Dogs can be trained as service dogs or provide emotional support as therapy dogs.  The main difference between these two breeds of dogs are the kind of assistance they provide to their owners, and what kind of rights they will have in public.  According to the ADA, a service dog is one that has been trained to help someone with an emotional or physical disability that impacts one or more major life activities.  If you have been diagnosed with PTSD, you and your certifiably trained service dog ( the list now includes many other animals) may be protected under this act. Emotinally supportive therapy dogs, although life-changing companions, are usually not protected by the ADA, because they haven't been formally traned to assist in aiding you in your daily tasks, such as taking medication or overcoming anxiety issues.  Whatever education your dog receives, there are several important functions she will perform to help ensure your wellbeing.

Service dogs must have a primary focus on their owner.  Although the bond between dog and human is strong and loving, the dog is still on the clock full-time to be alert to cues that indicate her owner is in danger.  Even in a social setting where there may be a lot of distractions, the dog must be able to drop everything should her owner suddenly find himself in the midst of a panic attack.

Dogs can be trained to provide a sense of security to war veterans with specific anxieties.  Some physically and emotinally wounded warriors fear walking down the street or even shopping for groceries, because their PTSD is triggered by not knowing what may be hiding around the next block or supermarket aisle.  Dogs are trained to be a protective set of eyes for their owner, so they can confirm there is no danger around the bend and prevent an anxiety attack.

Dogs are trained to watch over you around the clock.  One of the most troubling effects of PTSD may be the tendency for having nightmares or issues falling asleep.  But PTSD service dogs' duties to your wellbeing don't set with the sun.  They are trained to wake you from nightmares by being alert to night terror indicators. Many people living with PTSD also report that the very presence of their dog in their room at night brings them the comfort they need to fall asleep.

Dogs are naturally loyal an obedient to their owners, and the very act of giving your dog a command can be helpful in transitioning from life in the field to returning home.  PTSD service dogs are trained to obey specific commands, but can also be taught additional tricks and obedience orders by owners.

Therapy dogs are trained to calm someone who is having and anxiety or panic attack.  Dogs can ensure that their partners are taking medications. A dog is trained to alert her owner to sounds that may go unnoticed in the event of a panic attack. Therapy dogs can also help prevent future issues like substance abuse.  They give PTSD sufferers the confidence to live their lives more independently.

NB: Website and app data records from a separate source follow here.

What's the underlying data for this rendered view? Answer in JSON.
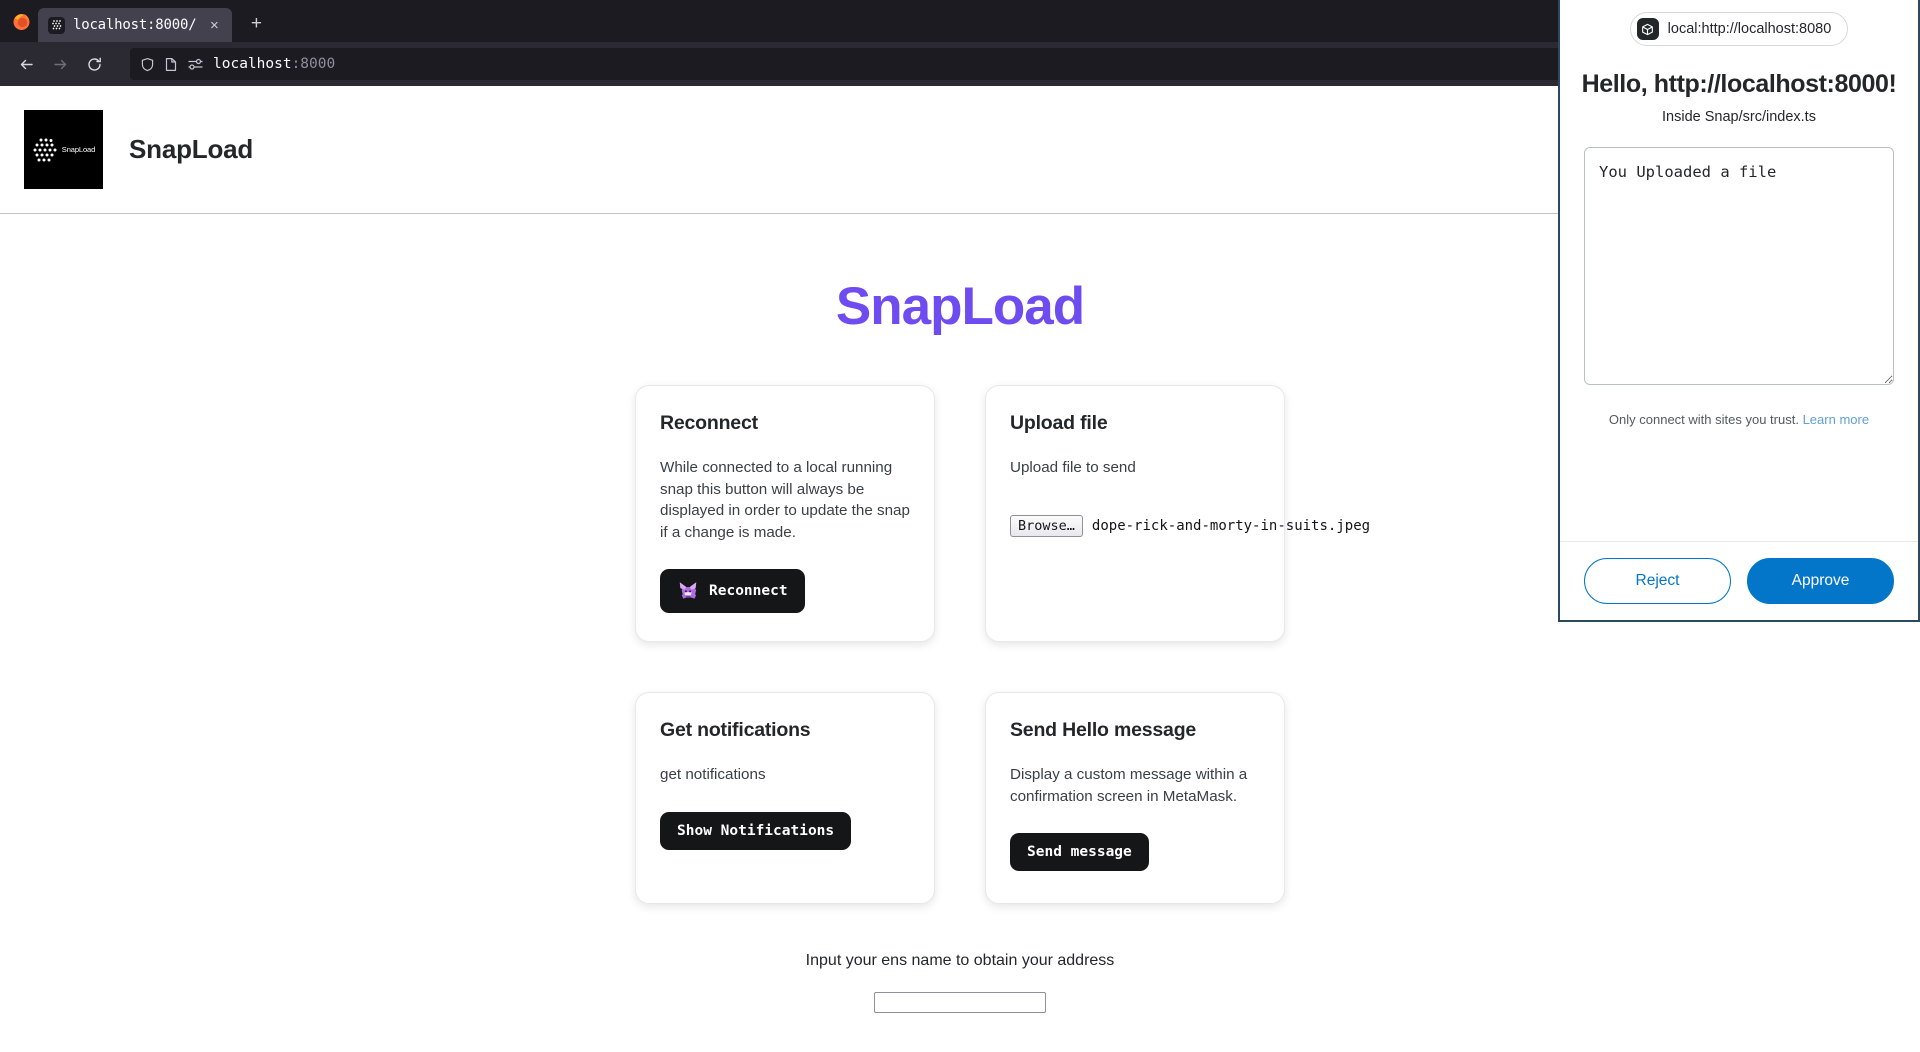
{
  "browser": {
    "tab": {
      "title": "localhost:8000/",
      "favicon_name": "snapload-favicon",
      "close_label": "×"
    },
    "new_tab_label": "+",
    "nav": {
      "back_label": "←",
      "forward_label": "→",
      "reload_label": "⟳"
    },
    "urlbar": {
      "host": "localhost",
      "port": ":8000",
      "shield_icon": "shield-icon",
      "page_icon": "page-icon",
      "permissions_icon": "permissions-icon"
    }
  },
  "site": {
    "logo_word": "SnapLoad",
    "name": "SnapLoad",
    "main_title": "SnapLoad"
  },
  "cards": [
    {
      "id": "reconnect",
      "title": "Reconnect",
      "desc": "While connected to a local running snap this button will always be displayed in order to update the snap if a change is made.",
      "button_label": "Reconnect",
      "button_icon": "metamask-fox-icon"
    },
    {
      "id": "upload-file",
      "title": "Upload file",
      "desc": "Upload file to send",
      "browse_label": "Browse…",
      "file_name": "dope-rick-and-morty-in-suits.jpeg"
    },
    {
      "id": "get-notifications",
      "title": "Get notifications",
      "desc": "get notifications",
      "button_label": "Show Notifications"
    },
    {
      "id": "send-hello-message",
      "title": "Send Hello message",
      "desc": "Display a custom message within a confirmation screen in MetaMask.",
      "button_label": "Send message"
    }
  ],
  "ens": {
    "label": "Input your ens name to obtain your address",
    "value": "",
    "placeholder": ""
  },
  "metamask": {
    "origin_text": "local:http://localhost:8080",
    "origin_icon": "cube-icon",
    "heading": "Hello, http://localhost:8000!",
    "subheading": "Inside Snap/src/index.ts",
    "textarea_value": "You Uploaded a file",
    "trust_text": "Only connect with sites you trust.",
    "learn_more": "Learn more",
    "reject_label": "Reject",
    "approve_label": "Approve"
  },
  "colors": {
    "brand_purple": "#6f4cf0",
    "metamask_blue": "#0376c9",
    "dark_button": "#141618",
    "popup_border": "#2c4960"
  }
}
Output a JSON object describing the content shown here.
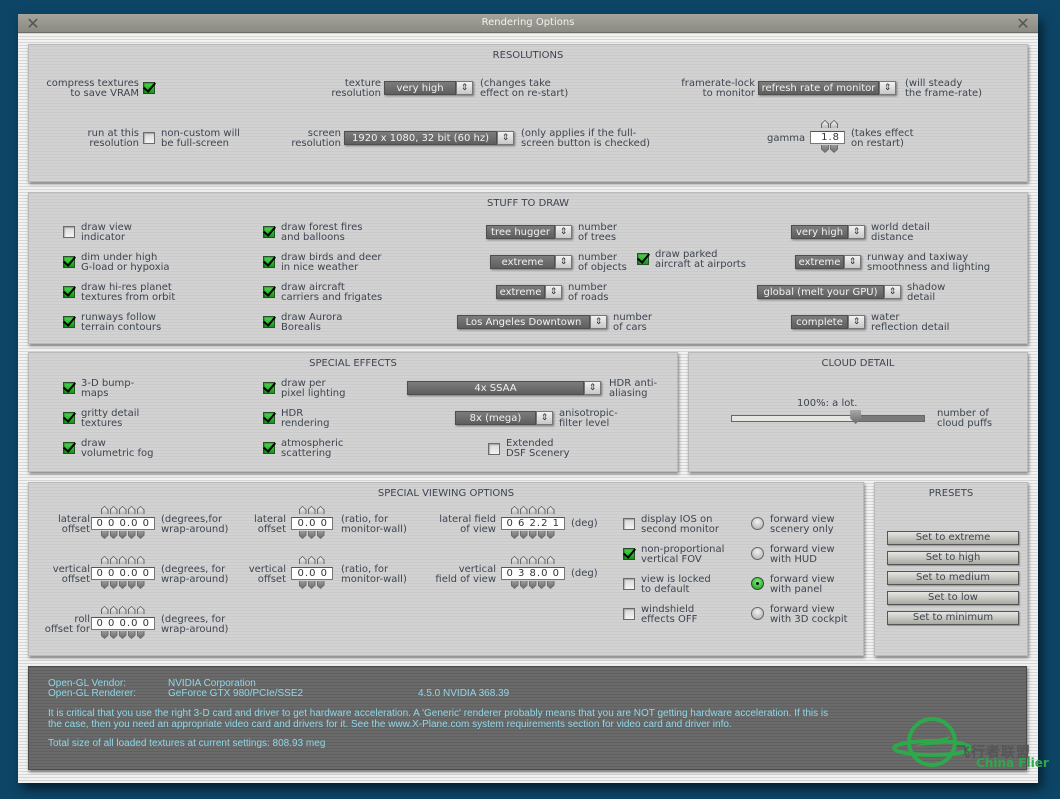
{
  "window": {
    "title": "Rendering Options",
    "close_icon": "close-icon"
  },
  "resolutions": {
    "title": "RESOLUTIONS",
    "compress_textures": {
      "label": [
        "compress textures",
        "to save VRAM"
      ],
      "checked": true
    },
    "texture_resolution": {
      "label": [
        "texture",
        "resolution"
      ],
      "value": "very high",
      "note": [
        "(changes take",
        "effect on re-start)"
      ]
    },
    "framerate_lock": {
      "label": [
        "framerate-lock",
        "to monitor"
      ],
      "value": "refresh rate of monitor",
      "note": [
        "(will steady",
        "the frame-rate)"
      ]
    },
    "run_at_resolution": {
      "label": [
        "run at this",
        "resolution"
      ],
      "checked": false,
      "note": [
        "non-custom will",
        "be full-screen"
      ]
    },
    "screen_resolution": {
      "label": [
        "screen",
        "resolution"
      ],
      "value": "1920 x 1080, 32 bit (60 hz)",
      "note": [
        "(only applies if the full-",
        "screen button is checked)"
      ]
    },
    "gamma": {
      "label": "gamma",
      "value": "1.8",
      "note": [
        "(takes effect",
        "on restart)"
      ]
    }
  },
  "stuff_to_draw": {
    "title": "STUFF TO DRAW",
    "checks_col1": [
      {
        "label": [
          "draw view",
          "indicator"
        ],
        "checked": false
      },
      {
        "label": [
          "dim under high",
          "G-load or hypoxia"
        ],
        "checked": true
      },
      {
        "label": [
          "draw hi-res planet",
          "textures from orbit"
        ],
        "checked": true
      },
      {
        "label": [
          "runways follow",
          "terrain contours"
        ],
        "checked": true
      }
    ],
    "checks_col2": [
      {
        "label": [
          "draw forest fires",
          "and balloons"
        ],
        "checked": true
      },
      {
        "label": [
          "draw birds and deer",
          "in nice weather"
        ],
        "checked": true
      },
      {
        "label": [
          "draw aircraft",
          "carriers and frigates"
        ],
        "checked": true
      },
      {
        "label": [
          "draw Aurora",
          "Borealis"
        ],
        "checked": true
      }
    ],
    "selects_mid": [
      {
        "value": "tree hugger",
        "label": [
          "number",
          "of trees"
        ]
      },
      {
        "value": "extreme",
        "label": [
          "number",
          "of objects"
        ]
      },
      {
        "value": "extreme",
        "label": [
          "number",
          "of roads"
        ]
      },
      {
        "value": "Los Angeles Downtown",
        "label": [
          "number",
          "of cars"
        ]
      }
    ],
    "parked_aircraft": {
      "label": [
        "draw parked",
        "aircraft at airports"
      ],
      "checked": true
    },
    "selects_right": [
      {
        "value": "very high",
        "label": [
          "world detail",
          "distance"
        ]
      },
      {
        "value": "extreme",
        "label": [
          "runway and taxiway",
          "smoothness and lighting"
        ]
      },
      {
        "value": "global (melt your GPU)",
        "label": [
          "shadow",
          "detail"
        ]
      },
      {
        "value": "complete",
        "label": [
          "water",
          "reflection detail"
        ]
      }
    ]
  },
  "special_effects": {
    "title": "SPECIAL EFFECTS",
    "checks_col1": [
      {
        "label": [
          "3-D bump-",
          "maps"
        ],
        "checked": true
      },
      {
        "label": [
          "gritty detail",
          "textures"
        ],
        "checked": true
      },
      {
        "label": [
          "draw",
          "volumetric fog"
        ],
        "checked": true
      }
    ],
    "checks_col2": [
      {
        "label": [
          "draw per",
          "pixel lighting"
        ],
        "checked": true
      },
      {
        "label": [
          "HDR",
          "rendering"
        ],
        "checked": true
      },
      {
        "label": [
          "atmospheric",
          "scattering"
        ],
        "checked": true
      }
    ],
    "hdr_aa": {
      "value": "4x SSAA",
      "label": [
        "HDR anti-",
        "aliasing"
      ]
    },
    "aniso": {
      "value": "8x (mega)",
      "label": [
        "anisotropic-",
        "filter level"
      ]
    },
    "extended_dsf": {
      "label": [
        "Extended",
        "DSF Scenery"
      ],
      "checked": false
    }
  },
  "cloud_detail": {
    "title": "CLOUD DETAIL",
    "readout": "100%: a lot.",
    "slider_fraction": 0.64,
    "label": [
      "number of",
      "cloud puffs"
    ]
  },
  "special_viewing": {
    "title": "SPECIAL VIEWING OPTIONS",
    "deg_fields": [
      {
        "label": [
          "lateral",
          "offset"
        ],
        "value": "0 0 0.0 0",
        "note": [
          "(degrees,for",
          "wrap-around)"
        ]
      },
      {
        "label": [
          "vertical",
          "offset"
        ],
        "value": "0 0 0.0 0",
        "note": [
          "(degrees, for",
          "wrap-around)"
        ]
      },
      {
        "label": [
          "roll",
          "offset for"
        ],
        "value": "0 0 0.0 0",
        "note": [
          "(degrees, for",
          "wrap-around)"
        ]
      }
    ],
    "ratio_fields": [
      {
        "label": [
          "lateral",
          "offset"
        ],
        "value": "0.0 0",
        "note": [
          "(ratio, for",
          "monitor-wall)"
        ]
      },
      {
        "label": [
          "vertical",
          "offset"
        ],
        "value": "0.0 0",
        "note": [
          "(ratio, for",
          "monitor-wall)"
        ]
      }
    ],
    "fov_fields": [
      {
        "label": [
          "lateral field",
          "of view"
        ],
        "value": "0 6 2.2 1",
        "note": "(deg)"
      },
      {
        "label": [
          "vertical",
          "field of view"
        ],
        "value": "0 3 8.0 0",
        "note": "(deg)"
      }
    ],
    "checks": [
      {
        "label": [
          "display IOS on",
          "second monitor"
        ],
        "checked": false
      },
      {
        "label": [
          "non-proportional",
          "vertical FOV"
        ],
        "checked": true
      },
      {
        "label": [
          "view is locked",
          "to default"
        ],
        "checked": false
      },
      {
        "label": [
          "windshield",
          "effects OFF"
        ],
        "checked": false
      }
    ],
    "radios": [
      {
        "label": [
          "forward view",
          "scenery only"
        ],
        "selected": false
      },
      {
        "label": [
          "forward view",
          "with HUD"
        ],
        "selected": false
      },
      {
        "label": [
          "forward view",
          "with panel"
        ],
        "selected": true
      },
      {
        "label": [
          "forward view",
          "with 3D cockpit"
        ],
        "selected": false
      }
    ]
  },
  "presets": {
    "title": "PRESETS",
    "buttons": [
      "Set to extreme",
      "Set to high",
      "Set to medium",
      "Set to low",
      "Set to minimum"
    ]
  },
  "info": {
    "vendor_label": "Open-GL Vendor:",
    "vendor": "NVIDIA Corporation",
    "renderer_label": "Open-GL Renderer:",
    "renderer": "GeForce GTX 980/PCIe/SSE2",
    "version": "4.5.0 NVIDIA 368.39",
    "warning_line1": "It is critical that you use the right 3-D card and driver to get hardware acceleration. A 'Generic' renderer probably means that you are NOT getting hardware acceleration. If this is",
    "warning_line2": "the case, then you need an appropriate video card and drivers for it. See the www.X-Plane.com system requirements section for video card and driver info.",
    "texture_size": "Total size of all loaded textures at current settings: 808.93 meg"
  },
  "watermark": {
    "cn": "飞行者联盟",
    "en": "China Flier",
    "color": "#2ea84a"
  }
}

Here are resources for finding a Service Dog:

  • Service Dogs for America
  • Paws for Veterans
  • Dog Wish
  • New Horizons Service Dogs